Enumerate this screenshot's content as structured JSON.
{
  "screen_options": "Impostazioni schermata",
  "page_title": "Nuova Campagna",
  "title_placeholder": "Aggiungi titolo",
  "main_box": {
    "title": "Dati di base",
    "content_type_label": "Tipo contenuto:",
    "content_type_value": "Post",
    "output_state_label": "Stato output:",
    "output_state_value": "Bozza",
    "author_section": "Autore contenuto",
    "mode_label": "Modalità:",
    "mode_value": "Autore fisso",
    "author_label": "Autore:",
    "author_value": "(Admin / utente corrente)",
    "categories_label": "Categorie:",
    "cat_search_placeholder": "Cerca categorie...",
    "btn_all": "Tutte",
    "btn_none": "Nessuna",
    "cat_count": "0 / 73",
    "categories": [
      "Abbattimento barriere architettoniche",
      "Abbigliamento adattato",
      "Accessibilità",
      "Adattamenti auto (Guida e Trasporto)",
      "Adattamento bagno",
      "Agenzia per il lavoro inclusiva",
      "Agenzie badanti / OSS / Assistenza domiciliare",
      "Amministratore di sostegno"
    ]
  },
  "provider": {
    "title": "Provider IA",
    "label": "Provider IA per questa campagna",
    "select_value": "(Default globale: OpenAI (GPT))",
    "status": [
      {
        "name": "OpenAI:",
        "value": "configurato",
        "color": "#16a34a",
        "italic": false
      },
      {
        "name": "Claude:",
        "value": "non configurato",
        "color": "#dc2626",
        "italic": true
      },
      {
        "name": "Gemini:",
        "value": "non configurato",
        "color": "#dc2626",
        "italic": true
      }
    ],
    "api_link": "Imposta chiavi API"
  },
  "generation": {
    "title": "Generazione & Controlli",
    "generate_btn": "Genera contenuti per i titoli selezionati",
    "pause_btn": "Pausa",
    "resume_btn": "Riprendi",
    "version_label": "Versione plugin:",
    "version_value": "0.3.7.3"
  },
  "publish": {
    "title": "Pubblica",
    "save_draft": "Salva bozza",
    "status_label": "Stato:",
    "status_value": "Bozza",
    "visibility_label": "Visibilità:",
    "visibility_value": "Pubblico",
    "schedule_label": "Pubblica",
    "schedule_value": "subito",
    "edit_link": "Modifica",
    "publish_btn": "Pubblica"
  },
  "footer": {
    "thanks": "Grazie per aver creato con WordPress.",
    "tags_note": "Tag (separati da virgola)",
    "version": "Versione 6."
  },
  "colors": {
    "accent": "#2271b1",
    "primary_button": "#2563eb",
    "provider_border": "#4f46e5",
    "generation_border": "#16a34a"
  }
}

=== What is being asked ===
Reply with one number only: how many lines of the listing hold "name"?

=== Answer to the problem ===
3